Ryder has participated in many national and international exhibitions and residencies and continues to examine power structures and social/political interactions in an attempt to consider bias.
In the midst of this, Richards was a fellow at Roswell Artist-in-Residence from September 2012 until August 2013, was the art department chair at Eastfield College in Mesquite, TX from 2013-2016, and is now an independent artist and creative director, a podcaster, and woodworker.
With a broad exhibition history, Richards has exhibited at the Bellevue Museum, Seattle; Roswell Museum, Roswell, NM; Olm Space, Switzerland; Public Address, Brooklyn; Museum of Contemporary Art, Thessolanica, Greece; Antena, Chicago; Falling Water, Pennsylvania; Cornell University, Ithaca; Monkskirche, Tangermunde, Germany; Studio Kura, Japan; C2 Pottery Gallery, China; Macedonian Museum of Contemporary Art, Thessaloniki, Greece; Blue Star Contemporary Art Museum, San Antonio; ArtPace, San Antonio; The Luminary, St. Louis ; Lawndale, Houston; Amarillo Museum of Art; San Diego Art Institute; The London Art Fair; University of Oklahoma. Locally, in Dallas, he showed at The Power Station, The Reading Room, Beefhaus, and Gray Matters. Ryder participated in The Texas Biennial 2011 and 2013 and the Dallas Biennial 2012 and 2014.

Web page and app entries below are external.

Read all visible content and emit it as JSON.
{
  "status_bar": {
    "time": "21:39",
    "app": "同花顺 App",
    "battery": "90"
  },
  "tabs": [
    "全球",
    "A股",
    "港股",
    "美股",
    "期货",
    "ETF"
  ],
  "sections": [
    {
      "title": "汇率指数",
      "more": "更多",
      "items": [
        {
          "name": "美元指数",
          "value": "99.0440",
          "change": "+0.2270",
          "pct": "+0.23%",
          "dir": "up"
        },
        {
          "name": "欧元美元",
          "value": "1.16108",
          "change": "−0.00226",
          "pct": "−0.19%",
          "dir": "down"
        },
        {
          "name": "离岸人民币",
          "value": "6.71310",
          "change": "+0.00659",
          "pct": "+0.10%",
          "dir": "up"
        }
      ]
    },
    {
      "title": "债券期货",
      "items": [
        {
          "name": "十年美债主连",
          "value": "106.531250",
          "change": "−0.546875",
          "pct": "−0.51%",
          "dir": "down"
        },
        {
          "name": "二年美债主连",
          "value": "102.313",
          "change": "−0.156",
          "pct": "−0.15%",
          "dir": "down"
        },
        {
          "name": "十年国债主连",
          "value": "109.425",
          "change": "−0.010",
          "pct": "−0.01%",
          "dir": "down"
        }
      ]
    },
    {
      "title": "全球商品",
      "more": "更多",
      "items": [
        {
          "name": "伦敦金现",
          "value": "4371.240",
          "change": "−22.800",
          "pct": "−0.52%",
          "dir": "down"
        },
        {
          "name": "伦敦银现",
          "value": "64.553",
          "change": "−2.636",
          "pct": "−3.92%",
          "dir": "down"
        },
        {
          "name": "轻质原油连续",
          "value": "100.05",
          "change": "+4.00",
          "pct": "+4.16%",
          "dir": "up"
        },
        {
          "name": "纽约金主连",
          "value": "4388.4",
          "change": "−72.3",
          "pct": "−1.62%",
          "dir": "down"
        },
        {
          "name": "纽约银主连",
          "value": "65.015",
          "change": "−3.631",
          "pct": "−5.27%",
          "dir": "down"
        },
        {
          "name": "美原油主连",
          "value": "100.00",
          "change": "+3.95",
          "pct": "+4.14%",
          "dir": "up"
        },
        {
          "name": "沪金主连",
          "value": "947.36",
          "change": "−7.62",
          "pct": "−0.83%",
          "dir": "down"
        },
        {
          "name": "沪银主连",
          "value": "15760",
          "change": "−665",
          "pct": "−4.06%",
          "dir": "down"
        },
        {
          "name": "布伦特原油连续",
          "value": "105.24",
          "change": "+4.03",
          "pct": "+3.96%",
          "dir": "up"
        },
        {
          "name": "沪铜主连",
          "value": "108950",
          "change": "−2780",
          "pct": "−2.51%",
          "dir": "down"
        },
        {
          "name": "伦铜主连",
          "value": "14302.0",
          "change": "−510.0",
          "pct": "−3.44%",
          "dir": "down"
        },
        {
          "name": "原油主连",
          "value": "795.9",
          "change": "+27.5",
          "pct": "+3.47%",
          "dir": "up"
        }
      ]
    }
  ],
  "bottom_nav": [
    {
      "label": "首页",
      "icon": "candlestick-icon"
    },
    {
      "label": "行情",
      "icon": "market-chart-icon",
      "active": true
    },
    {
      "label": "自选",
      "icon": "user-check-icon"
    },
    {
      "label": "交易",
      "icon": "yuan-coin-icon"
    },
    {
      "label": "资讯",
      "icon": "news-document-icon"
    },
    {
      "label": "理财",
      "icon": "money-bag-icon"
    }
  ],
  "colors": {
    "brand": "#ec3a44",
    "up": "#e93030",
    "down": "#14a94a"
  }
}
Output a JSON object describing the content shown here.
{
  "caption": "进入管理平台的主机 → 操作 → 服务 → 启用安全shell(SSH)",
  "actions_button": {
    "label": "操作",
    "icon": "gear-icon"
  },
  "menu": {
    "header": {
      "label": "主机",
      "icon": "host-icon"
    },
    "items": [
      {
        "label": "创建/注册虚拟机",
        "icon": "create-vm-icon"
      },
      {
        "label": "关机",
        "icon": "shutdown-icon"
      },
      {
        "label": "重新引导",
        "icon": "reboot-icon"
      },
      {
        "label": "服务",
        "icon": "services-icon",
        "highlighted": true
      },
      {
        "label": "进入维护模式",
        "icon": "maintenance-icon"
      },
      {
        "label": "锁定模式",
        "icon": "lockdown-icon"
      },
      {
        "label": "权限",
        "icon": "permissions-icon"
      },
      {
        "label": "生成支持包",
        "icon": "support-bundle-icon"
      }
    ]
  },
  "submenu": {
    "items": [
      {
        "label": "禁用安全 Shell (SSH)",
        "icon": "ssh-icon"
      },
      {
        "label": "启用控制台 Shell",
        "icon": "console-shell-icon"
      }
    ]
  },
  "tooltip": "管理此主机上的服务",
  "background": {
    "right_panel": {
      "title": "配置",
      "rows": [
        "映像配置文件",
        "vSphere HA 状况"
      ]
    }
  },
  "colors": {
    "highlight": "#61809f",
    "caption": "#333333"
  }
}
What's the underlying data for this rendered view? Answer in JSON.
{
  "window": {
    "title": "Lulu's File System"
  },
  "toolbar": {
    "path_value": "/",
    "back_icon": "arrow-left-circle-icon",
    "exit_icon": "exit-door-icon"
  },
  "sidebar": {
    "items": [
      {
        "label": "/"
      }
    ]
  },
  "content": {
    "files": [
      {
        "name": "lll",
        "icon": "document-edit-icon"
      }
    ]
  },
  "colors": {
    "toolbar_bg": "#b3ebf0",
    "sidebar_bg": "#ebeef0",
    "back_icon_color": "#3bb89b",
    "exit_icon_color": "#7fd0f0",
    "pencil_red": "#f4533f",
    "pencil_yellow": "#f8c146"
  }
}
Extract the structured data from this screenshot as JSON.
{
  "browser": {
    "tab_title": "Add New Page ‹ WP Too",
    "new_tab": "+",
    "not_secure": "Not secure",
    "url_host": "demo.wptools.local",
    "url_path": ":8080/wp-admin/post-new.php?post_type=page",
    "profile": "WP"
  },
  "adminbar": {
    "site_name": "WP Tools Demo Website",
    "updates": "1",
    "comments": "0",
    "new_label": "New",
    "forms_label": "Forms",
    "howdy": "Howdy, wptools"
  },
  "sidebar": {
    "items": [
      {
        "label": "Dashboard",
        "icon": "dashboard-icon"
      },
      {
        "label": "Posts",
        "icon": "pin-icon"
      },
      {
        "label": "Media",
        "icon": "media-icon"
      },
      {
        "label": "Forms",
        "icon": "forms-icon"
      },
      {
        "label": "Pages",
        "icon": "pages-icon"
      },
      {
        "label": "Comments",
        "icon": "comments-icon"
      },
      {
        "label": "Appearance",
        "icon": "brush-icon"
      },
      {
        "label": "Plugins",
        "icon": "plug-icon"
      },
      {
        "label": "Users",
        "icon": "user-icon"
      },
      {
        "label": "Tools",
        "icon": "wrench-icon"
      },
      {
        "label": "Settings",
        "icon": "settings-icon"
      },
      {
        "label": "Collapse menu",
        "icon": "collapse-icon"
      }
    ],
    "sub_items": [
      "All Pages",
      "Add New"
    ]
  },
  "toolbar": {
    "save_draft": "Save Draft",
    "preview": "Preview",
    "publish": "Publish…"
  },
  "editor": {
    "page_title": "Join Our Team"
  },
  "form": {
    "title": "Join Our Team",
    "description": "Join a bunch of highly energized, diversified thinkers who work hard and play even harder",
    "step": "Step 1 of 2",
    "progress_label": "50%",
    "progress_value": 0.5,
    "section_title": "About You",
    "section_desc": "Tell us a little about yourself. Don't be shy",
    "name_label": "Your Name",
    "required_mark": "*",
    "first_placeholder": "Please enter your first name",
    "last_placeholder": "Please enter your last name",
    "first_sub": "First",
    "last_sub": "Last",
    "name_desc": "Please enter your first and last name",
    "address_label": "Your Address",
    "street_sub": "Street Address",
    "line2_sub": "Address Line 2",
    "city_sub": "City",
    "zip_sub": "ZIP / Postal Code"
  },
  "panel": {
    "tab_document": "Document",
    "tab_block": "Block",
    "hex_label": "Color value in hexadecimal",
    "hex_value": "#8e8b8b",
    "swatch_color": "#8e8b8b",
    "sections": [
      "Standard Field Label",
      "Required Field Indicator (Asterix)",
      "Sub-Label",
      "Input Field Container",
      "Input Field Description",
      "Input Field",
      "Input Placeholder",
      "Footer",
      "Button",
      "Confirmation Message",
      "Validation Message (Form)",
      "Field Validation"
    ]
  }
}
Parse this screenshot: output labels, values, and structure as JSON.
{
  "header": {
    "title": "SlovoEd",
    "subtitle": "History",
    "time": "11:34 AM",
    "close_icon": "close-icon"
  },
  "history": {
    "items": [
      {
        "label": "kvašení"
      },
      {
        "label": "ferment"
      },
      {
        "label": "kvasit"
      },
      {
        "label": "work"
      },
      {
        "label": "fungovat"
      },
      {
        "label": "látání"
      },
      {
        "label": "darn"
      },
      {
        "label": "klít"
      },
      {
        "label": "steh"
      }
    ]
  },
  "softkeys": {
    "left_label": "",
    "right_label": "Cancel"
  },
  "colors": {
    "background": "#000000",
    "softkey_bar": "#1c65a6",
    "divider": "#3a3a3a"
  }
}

Publicly, he has artworks in the collection of El Centro College and Richland College, Dallas. Richards has works in the permanent collections of The Anderson Contemporary Museum, Roswell Museum, McNeese University, Richland College, and several private collectors.
My practice has covered many topics, from high-modernist aesthetics as a religion to reputational honor through performed violence. A commonality running through most of my work is observing and engaging with contradictions (both institutional and ideological) to expand the discourse (or at least recognize unspoken bias.)
In the mid-2010’s, I became focused on police violence, multiple forms of power, and the civilian rebuttals to coercion and corruption. Afterward, I focused on labor, class, economics, and gentrification within the art world and its conflicted consumptive practices. This took the form of “Home Depot” art focused on DIY as a form of self-empowerment enmeshed with identity and capitalism.
Currently, I am pondering contradictions and plotting escape.